Infuriating and often deceptive "robocalls" by the billions prompted US regulators to recently adopt new rules allowing carriers to implement tools to block calls with suspicious origins.
Principles crafted as voluntarily industry practices included wielding technology to block automated, mass-delivered calls from con artists or dodgy marketers.
"Robocalls are a scourge - at best, annoying, at worst, scamming people out of their hard-earned money," said North Carolina attorney general Josh Stein.
"By signing on to these principles, industry leaders are taking new steps to keep your phone from ringing with an unwanted call."
Telecommunications firms signing on to the eight principles agree to help states track down criminals behind frauds employing robocalls, according to Stein.
Under the principles, telecoms will use technology in their networks to figure out if calls are coming from legitimate sources and will monitor for robocall traffic.
The coalition of companies included AT&T, Comcast, Sprint, T-Mobile and Verizon, according to Stein's office.
"Few things can bring together policy leaders across the political spectrum like the fight against unwanted robocalls," Federal Communications Commission chairman Ajit Pai said in a statement.
"These principles align with the FCC’s own anti-robocalling and spoofing efforts."
Telecom technology has made it easy to create programs to make internet calls automatically to thousands, delivering spam messages and disguising numbers to make it seem as if the calls are from local residences or legitimate businesses.
According to mobile app maker Truecaller, fraud from robocalls cost Americans some $10.5 billion between April 2018 and April 2019.
YouMail, a firm which makes software designed to block unwanted calls, said Americans received a total of 48 billion robocalls in 2018.

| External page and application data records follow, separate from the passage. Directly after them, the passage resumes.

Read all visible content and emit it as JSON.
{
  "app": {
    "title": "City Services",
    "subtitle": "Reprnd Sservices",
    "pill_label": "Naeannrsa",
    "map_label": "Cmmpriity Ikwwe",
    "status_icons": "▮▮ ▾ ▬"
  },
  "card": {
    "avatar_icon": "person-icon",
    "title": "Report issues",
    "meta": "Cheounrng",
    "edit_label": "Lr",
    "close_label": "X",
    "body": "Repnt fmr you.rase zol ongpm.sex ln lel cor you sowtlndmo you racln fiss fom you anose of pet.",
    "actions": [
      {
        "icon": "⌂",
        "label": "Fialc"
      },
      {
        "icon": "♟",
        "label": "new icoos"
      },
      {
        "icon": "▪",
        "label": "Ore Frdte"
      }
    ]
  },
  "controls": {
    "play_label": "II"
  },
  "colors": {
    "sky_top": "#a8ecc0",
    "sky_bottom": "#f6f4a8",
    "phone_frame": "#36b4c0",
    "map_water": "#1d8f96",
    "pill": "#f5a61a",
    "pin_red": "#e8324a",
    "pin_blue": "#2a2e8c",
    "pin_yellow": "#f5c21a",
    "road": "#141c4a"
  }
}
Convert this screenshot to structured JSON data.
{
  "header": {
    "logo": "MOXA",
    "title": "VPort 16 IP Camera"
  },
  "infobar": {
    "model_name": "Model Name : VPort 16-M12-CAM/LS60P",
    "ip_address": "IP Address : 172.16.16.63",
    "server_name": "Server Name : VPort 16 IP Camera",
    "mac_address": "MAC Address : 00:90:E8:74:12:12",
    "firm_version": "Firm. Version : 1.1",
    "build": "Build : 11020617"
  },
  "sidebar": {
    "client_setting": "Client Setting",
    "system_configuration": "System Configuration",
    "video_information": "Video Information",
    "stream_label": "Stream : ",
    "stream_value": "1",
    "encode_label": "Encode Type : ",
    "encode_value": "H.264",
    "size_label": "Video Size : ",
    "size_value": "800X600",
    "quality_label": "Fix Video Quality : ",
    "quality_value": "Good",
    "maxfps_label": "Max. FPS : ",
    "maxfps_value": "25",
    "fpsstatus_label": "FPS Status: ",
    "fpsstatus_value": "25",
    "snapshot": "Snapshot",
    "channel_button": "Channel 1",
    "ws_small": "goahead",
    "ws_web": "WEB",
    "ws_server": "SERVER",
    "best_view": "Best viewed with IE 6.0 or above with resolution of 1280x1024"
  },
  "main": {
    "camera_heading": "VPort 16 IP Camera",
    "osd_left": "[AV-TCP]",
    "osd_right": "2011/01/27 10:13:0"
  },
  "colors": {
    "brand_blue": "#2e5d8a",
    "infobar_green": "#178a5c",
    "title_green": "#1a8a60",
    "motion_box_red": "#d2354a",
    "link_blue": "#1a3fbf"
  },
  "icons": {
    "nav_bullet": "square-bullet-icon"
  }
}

The calls can be used to extract fraudulent payments, or obtain personal information for identity theft or other scams.
"Robocalls are so common because they are easy to make, very cheap, and they work," Alex Quilici, chief executive of YouMail, told AFP in a recent interview.
The epidemic of robocalls could have economic impact beyond those of the spam victims, by dissuading people from responding to legitimate or important calls.
The principles announced Thursday offer a comprehensive set of best practices to fight illegal and unwanted robocalls, said Columbia University computer science professor and former FCC chief technology officer Henning Schulzrinne.
"I hope that all parts of the telecommunication industry, both large and small, will commit to rapidly implementing these principles," he added.
© Agence France-Presse